→ **Problem details**
For this exercise, write out each entry below exactly as it reads.

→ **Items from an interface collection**

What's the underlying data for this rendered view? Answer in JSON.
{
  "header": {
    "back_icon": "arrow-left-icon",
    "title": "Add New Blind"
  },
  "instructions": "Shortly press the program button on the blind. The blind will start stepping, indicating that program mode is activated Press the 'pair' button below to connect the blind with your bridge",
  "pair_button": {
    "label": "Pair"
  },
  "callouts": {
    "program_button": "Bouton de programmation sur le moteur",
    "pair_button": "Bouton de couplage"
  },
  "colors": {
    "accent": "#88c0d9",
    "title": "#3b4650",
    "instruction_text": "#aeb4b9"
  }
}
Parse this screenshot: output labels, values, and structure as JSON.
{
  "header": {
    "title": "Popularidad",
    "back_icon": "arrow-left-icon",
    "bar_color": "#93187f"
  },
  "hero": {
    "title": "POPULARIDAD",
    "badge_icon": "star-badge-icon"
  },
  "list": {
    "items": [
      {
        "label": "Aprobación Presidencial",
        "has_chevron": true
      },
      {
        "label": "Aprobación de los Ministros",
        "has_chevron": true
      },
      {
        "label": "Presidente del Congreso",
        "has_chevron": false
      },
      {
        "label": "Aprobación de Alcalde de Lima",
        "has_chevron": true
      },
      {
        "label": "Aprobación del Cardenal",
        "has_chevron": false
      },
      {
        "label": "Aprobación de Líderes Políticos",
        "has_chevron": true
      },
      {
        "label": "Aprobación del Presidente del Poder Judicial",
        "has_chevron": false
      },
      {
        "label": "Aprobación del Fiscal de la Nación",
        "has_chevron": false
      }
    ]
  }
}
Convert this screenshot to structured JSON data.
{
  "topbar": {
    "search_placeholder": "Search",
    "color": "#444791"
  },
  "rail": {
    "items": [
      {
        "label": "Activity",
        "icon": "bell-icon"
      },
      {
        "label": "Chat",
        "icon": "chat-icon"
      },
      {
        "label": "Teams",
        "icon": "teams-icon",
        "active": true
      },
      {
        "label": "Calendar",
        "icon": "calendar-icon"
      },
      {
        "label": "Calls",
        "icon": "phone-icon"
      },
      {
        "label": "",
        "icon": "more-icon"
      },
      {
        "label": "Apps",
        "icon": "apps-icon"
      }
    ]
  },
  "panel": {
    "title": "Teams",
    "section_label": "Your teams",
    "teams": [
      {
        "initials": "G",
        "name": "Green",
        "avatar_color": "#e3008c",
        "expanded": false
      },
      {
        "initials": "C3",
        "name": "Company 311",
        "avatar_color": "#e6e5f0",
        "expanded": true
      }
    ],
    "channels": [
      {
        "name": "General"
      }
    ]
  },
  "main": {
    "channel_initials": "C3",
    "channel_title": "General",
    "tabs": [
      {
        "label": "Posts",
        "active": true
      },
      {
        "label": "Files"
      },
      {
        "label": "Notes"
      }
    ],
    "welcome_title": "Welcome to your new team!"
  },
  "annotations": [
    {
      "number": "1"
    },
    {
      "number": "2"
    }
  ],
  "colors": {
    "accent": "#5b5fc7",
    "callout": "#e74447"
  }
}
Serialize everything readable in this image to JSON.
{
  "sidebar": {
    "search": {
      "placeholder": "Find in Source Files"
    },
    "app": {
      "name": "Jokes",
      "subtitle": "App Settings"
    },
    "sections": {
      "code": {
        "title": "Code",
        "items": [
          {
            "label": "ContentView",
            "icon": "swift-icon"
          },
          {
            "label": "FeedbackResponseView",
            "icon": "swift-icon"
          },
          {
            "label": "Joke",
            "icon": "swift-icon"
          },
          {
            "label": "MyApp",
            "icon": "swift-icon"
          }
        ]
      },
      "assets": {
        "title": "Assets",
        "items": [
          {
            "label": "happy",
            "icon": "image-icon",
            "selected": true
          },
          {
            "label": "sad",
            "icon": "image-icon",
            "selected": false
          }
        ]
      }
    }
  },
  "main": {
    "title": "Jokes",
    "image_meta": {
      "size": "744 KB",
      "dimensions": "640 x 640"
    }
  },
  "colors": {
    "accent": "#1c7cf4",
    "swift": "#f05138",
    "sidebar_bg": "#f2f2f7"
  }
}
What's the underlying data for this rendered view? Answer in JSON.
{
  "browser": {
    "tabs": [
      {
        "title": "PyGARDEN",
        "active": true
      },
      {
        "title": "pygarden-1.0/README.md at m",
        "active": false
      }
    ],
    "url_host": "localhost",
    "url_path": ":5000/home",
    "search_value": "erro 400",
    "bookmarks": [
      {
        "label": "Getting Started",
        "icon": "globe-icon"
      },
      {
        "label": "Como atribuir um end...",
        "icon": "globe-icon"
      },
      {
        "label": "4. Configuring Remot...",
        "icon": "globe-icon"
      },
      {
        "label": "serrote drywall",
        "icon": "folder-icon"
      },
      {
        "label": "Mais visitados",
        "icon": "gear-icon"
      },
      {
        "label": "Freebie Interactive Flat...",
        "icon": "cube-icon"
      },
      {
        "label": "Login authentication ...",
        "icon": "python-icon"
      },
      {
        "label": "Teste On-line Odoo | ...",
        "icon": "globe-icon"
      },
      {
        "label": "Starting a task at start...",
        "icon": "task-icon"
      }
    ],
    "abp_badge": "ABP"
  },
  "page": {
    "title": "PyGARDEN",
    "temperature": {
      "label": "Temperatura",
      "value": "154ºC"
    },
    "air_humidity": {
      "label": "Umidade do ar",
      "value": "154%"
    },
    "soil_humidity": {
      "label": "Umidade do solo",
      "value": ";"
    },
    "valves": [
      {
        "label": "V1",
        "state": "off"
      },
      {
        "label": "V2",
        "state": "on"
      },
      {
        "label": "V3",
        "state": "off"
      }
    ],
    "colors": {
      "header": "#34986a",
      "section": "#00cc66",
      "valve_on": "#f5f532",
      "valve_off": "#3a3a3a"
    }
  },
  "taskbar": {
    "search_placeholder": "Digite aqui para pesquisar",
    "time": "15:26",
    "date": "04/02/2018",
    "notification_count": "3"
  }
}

→ **Answer to this task**
What's the underlying data for this rendered view? Answer in JSON.
{
  "header": {
    "back_icon": "arrow-left-icon",
    "title": "Add New Blind"
  },
  "instructions": "Shortly press the program button on the blind. The blind will start stepping, indicating that program mode is activated Press the 'pair' button below to connect the blind with your bridge",
  "pair_button": {
    "label": "Pair"
  },
  "callouts": {
    "program_button": "Bouton de programmation sur le moteur",
    "pair_button": "Bouton de couplage"
  },
  "colors": {
    "accent": "#88c0d9",
    "title": "#3b4650",
    "instruction_text": "#aeb4b9"
  }
}
Parse this screenshot: output labels, values, and structure as JSON.
{
  "header": {
    "title": "Popularidad",
    "back_icon": "arrow-left-icon",
    "bar_color": "#93187f"
  },
  "hero": {
    "title": "POPULARIDAD",
    "badge_icon": "star-badge-icon"
  },
  "list": {
    "items": [
      {
        "label": "Aprobación Presidencial",
        "has_chevron": true
      },
      {
        "label": "Aprobación de los Ministros",
        "has_chevron": true
      },
      {
        "label": "Presidente del Congreso",
        "has_chevron": false
      },
      {
        "label": "Aprobación de Alcalde de Lima",
        "has_chevron": true
      },
      {
        "label": "Aprobación del Cardenal",
        "has_chevron": false
      },
      {
        "label": "Aprobación de Líderes Políticos",
        "has_chevron": true
      },
      {
        "label": "Aprobación del Presidente del Poder Judicial",
        "has_chevron": false
      },
      {
        "label": "Aprobación del Fiscal de la Nación",
        "has_chevron": false
      }
    ]
  }
}
Convert this screenshot to structured JSON data.
{
  "topbar": {
    "search_placeholder": "Search",
    "color": "#444791"
  },
  "rail": {
    "items": [
      {
        "label": "Activity",
        "icon": "bell-icon"
      },
      {
        "label": "Chat",
        "icon": "chat-icon"
      },
      {
        "label": "Teams",
        "icon": "teams-icon",
        "active": true
      },
      {
        "label": "Calendar",
        "icon": "calendar-icon"
      },
      {
        "label": "Calls",
        "icon": "phone-icon"
      },
      {
        "label": "",
        "icon": "more-icon"
      },
      {
        "label": "Apps",
        "icon": "apps-icon"
      }
    ]
  },
  "panel": {
    "title": "Teams",
    "section_label": "Your teams",
    "teams": [
      {
        "initials": "G",
        "name": "Green",
        "avatar_color": "#e3008c",
        "expanded": false
      },
      {
        "initials": "C3",
        "name": "Company 311",
        "avatar_color": "#e6e5f0",
        "expanded": true
      }
    ],
    "channels": [
      {
        "name": "General"
      }
    ]
  },
  "main": {
    "channel_initials": "C3",
    "channel_title": "General",
    "tabs": [
      {
        "label": "Posts",
        "active": true
      },
      {
        "label": "Files"
      },
      {
        "label": "Notes"
      }
    ],
    "welcome_title": "Welcome to your new team!"
  },
  "annotations": [
    {
      "number": "1"
    },
    {
      "number": "2"
    }
  ],
  "colors": {
    "accent": "#5b5fc7",
    "callout": "#e74447"
  }
}
Serialize everything readable in this image to JSON.
{
  "sidebar": {
    "search": {
      "placeholder": "Find in Source Files"
    },
    "app": {
      "name": "Jokes",
      "subtitle": "App Settings"
    },
    "sections": {
      "code": {
        "title": "Code",
        "items": [
          {
            "label": "ContentView",
            "icon": "swift-icon"
          },
          {
            "label": "FeedbackResponseView",
            "icon": "swift-icon"
          },
          {
            "label": "Joke",
            "icon": "swift-icon"
          },
          {
            "label": "MyApp",
            "icon": "swift-icon"
          }
        ]
      },
      "assets": {
        "title": "Assets",
        "items": [
          {
            "label": "happy",
            "icon": "image-icon",
            "selected": true
          },
          {
            "label": "sad",
            "icon": "image-icon",
            "selected": false
          }
        ]
      }
    }
  },
  "main": {
    "title": "Jokes",
    "image_meta": {
      "size": "744 KB",
      "dimensions": "640 x 640"
    }
  },
  "colors": {
    "accent": "#1c7cf4",
    "swift": "#f05138",
    "sidebar_bg": "#f2f2f7"
  }
}
What's the underlying data for this rendered view? Answer in JSON.
{
  "browser": {
    "tabs": [
      {
        "title": "PyGARDEN",
        "active": true
      },
      {
        "title": "pygarden-1.0/README.md at m",
        "active": false
      }
    ],
    "url_host": "localhost",
    "url_path": ":5000/home",
    "search_value": "erro 400",
    "bookmarks": [
      {
        "label": "Getting Started",
        "icon": "globe-icon"
      },
      {
        "label": "Como atribuir um end...",
        "icon": "globe-icon"
      },
      {
        "label": "4. Configuring Remot...",
        "icon": "globe-icon"
      },
      {
        "label": "serrote drywall",
        "icon": "folder-icon"
      },
      {
        "label": "Mais visitados",
        "icon": "gear-icon"
      },
      {
        "label": "Freebie Interactive Flat...",
        "icon": "cube-icon"
      },
      {
        "label": "Login authentication ...",
        "icon": "python-icon"
      },
      {
        "label": "Teste On-line Odoo | ...",
        "icon": "globe-icon"
      },
      {
        "label": "Starting a task at start...",
        "icon": "task-icon"
      }
    ],
    "abp_badge": "ABP"
  },
  "page": {
    "title": "PyGARDEN",
    "temperature": {
      "label": "Temperatura",
      "value": "154ºC"
    },
    "air_humidity": {
      "label": "Umidade do ar",
      "value": "154%"
    },
    "soil_humidity": {
      "label": "Umidade do solo",
      "value": ";"
    },
    "valves": [
      {
        "label": "V1",
        "state": "off"
      },
      {
        "label": "V2",
        "state": "on"
      },
      {
        "label": "V3",
        "state": "off"
      }
    ],
    "colors": {
      "header": "#34986a",
      "section": "#00cc66",
      "valve_on": "#f5f532",
      "valve_off": "#3a3a3a"
    }
  },
  "taskbar": {
    "search_placeholder": "Digite aqui para pesquisar",
    "time": "15:26",
    "date": "04/02/2018",
    "notification_count": "3"
  }
}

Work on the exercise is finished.